Safeguarding pensions and retirement income have been high on the FCA’s agenda for a while now. In the FCA Business Plan for 2018/19 it said:
“We want to ensure that consumers are equipped to make good decisions to fund their retirement such as through appropriate advice or guidance, and can access good quality, value for money retirement products. We also want to ensure consumers know how to avoid pensions’ scams and poor deals”
The FCA has been particularly active in trying to tackle poor quality pension transfer advice as a risk to its consumer protection objective. We have seen significant supervisory and enforcement activity in the area in 2018. There have been high profile issues around transfers from some defined benefit (“DB”) schemes such as the British Steel pension scheme.
On 4 October the FCA published a Policy Statement (PS18/20) on “Improving the quality of pension transfer advice”. The PS takes forward a range of policy proposals on which the FCA had consulted in CP18/7 to address perceived failings in the pension transfer advice market.
What will the new rules change?
The new rules seek to improve the quality of pension transfer advice given by advisors, especially as consumers usually end up losing safeguarded benefits in a DB scheme on a transfer out to a defined contribution (“DC”) scheme. They concern:
- Amending the pension transfer specialist (“PTS”) qualification so that all PTSs must hold additional qualifications for providing advice in this area.
- Introducing guidance on how a PTS should work with another advisor in a two advisor model. The FCA has said that transfer advice must take account of both the proposed scheme and the proposed investments into which a transfer is being considered. Some firms have done this by having a PTS and an investment adviser work together to give advice.
- Guidance on the boundary between advice and providing generic information when offering “triage” services to prospective clients. Triage must not contain personalised advice based on the customer’s circumstances but can only be made up of generic, balanced information on the negatives and positives of a pensions transfer.
- Guidance on assessing consumer’s attitudes towards risk so as to include longevity and investment risks.
- Requiring suitability advice in writing even when the recommendation is that a transfer should not be made by a customer.
- Amending valuation assumptions previously in place regarding inflationary pension increases in a DB scheme.
When will the changes take place?
The FCA has published final rules and guidance that will be incorporated into the FCA Handbook. These will come into force variously between now and 6 April 2019. The changes with regard to PTS qualifications come into force on 1 October 2020.
One of the most potentially significant issues flagged in CP18/7 was whether the FCA should tackle the common practice of advisers charging only those customers for whom the advice was to transfer their pensions. This contingent charging model has the obvious potential to create conflicts of interest. It also means customers who do transfer their pensions are effectively cross-subsidising the advice given to those who do not. On the other hand preventing contingent charging could jeopardize access to advice. The FCA acknowledged that this is a complex area and decided not to make any changes in PS18/20. It accepted that it currently does not have any clear evidence that contingent charging is a driver of poor outcomes for customers.

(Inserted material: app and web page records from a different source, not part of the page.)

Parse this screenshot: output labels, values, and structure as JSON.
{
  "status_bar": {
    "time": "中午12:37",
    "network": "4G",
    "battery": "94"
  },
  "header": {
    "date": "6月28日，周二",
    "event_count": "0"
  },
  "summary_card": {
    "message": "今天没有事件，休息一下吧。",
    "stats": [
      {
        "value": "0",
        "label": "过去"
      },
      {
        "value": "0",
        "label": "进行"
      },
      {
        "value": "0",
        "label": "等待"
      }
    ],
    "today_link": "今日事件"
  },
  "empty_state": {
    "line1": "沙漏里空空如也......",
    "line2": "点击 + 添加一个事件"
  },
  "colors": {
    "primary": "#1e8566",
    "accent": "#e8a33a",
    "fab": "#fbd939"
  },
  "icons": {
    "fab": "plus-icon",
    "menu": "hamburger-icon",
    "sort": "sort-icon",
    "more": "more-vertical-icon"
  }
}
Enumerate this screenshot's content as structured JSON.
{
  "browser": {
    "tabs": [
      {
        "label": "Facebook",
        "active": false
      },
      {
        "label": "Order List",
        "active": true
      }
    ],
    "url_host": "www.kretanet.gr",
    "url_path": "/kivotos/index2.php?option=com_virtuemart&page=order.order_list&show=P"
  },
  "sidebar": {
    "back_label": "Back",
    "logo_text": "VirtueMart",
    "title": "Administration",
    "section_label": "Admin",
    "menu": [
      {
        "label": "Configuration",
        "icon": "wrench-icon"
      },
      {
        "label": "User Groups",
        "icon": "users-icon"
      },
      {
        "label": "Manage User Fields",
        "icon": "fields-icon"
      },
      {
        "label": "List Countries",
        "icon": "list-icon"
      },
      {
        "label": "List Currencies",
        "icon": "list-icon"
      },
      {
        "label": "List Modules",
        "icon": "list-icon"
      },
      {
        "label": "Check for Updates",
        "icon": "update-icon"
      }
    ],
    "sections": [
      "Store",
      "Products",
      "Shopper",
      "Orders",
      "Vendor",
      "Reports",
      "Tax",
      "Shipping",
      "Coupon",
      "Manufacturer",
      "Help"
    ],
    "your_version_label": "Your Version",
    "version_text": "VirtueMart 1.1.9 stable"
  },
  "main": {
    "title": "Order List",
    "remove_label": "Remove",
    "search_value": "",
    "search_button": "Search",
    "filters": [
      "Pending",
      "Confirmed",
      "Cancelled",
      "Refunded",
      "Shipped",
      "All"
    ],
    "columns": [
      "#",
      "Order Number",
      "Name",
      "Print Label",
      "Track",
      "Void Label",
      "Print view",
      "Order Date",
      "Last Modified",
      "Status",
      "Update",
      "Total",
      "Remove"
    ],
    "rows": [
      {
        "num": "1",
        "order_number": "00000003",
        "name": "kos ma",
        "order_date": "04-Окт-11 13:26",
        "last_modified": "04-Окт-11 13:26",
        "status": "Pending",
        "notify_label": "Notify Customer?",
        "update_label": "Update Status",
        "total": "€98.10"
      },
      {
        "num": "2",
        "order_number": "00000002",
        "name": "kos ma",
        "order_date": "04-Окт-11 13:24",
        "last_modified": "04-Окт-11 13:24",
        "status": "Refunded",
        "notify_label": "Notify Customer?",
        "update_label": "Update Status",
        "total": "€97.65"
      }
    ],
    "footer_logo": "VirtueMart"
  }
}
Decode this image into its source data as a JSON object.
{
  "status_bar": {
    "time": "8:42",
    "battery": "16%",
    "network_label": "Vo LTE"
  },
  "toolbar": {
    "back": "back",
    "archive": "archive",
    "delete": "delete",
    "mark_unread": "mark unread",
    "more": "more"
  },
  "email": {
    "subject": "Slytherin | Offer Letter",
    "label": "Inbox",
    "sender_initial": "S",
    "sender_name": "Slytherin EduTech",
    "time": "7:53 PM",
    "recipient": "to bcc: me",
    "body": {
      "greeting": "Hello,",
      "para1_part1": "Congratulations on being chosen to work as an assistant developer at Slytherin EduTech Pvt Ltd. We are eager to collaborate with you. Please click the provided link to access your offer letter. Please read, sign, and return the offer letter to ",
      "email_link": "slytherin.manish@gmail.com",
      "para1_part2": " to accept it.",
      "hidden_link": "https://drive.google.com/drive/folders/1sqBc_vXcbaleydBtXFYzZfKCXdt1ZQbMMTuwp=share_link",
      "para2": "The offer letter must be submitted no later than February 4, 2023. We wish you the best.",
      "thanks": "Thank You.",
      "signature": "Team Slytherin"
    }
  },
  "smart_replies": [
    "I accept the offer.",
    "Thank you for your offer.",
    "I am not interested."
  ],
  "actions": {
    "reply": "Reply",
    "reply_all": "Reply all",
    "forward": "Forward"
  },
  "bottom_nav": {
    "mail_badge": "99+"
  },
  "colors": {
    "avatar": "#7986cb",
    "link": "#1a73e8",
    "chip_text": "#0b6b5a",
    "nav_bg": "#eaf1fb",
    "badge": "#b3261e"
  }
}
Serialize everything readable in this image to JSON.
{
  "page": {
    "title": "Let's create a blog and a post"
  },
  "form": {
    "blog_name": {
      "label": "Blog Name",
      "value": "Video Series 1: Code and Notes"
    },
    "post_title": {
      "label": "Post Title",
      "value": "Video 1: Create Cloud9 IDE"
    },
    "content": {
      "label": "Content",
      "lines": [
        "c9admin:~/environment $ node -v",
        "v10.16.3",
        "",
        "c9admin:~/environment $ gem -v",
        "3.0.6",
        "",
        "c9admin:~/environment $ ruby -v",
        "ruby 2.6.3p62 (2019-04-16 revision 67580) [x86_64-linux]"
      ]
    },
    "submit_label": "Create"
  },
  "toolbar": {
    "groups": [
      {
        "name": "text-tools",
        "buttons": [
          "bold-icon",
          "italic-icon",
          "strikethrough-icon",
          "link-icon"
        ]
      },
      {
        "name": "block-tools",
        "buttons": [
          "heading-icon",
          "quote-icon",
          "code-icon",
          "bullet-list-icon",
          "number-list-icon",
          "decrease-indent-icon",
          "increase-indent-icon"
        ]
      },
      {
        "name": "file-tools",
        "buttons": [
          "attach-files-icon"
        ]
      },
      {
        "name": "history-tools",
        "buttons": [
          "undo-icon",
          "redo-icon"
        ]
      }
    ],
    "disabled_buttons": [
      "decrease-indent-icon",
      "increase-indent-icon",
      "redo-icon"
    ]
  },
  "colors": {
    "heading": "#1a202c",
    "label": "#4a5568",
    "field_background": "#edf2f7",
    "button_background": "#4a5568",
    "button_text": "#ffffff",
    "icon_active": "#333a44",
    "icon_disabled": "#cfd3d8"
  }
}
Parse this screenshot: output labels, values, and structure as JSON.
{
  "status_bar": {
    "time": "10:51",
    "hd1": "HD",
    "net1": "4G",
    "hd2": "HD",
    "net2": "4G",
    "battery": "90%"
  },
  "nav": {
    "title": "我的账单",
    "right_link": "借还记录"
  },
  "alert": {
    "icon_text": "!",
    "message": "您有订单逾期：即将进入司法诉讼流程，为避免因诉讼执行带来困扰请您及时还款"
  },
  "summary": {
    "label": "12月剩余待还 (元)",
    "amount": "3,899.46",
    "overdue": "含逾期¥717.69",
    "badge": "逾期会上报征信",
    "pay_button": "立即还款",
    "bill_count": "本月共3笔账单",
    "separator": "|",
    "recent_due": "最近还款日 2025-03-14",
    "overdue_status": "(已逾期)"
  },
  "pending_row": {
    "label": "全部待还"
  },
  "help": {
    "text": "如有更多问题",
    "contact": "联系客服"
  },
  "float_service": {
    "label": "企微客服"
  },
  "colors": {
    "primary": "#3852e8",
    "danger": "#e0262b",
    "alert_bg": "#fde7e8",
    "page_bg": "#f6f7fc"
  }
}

The FCA is undertaking more work in this area and will consult on any new proposals in the first half of 2019.
What are the practical implications?
The FCA believes the new rules should over time improve the pension transfer advice that people get. It also believes that an improvement in standards will facilitate access to professional indemnity insurance for IFAs who advise on pensions transfers. This has become an issue for firms since pension transfer advice began to give rise to significant volumes of complaints.
Some advisors will have to obtain additional qualifications by October 2020 if they want to continue to advise or check pension transfer advice. That may lead to some IFAs leaving the market. The tightening of the rules around the triage process in pension transfer advice has met with criticism by some advisors who said that it showed a lack of understanding between advice and guidance.
These latest rules changes should be seen in the context of an ongoing wider push by the FCA to improve financial advice in this area and drive less capable advisors to either improve or leave the market. We expect more FCA rulemaking, supervisory, and enforcement activity going forward.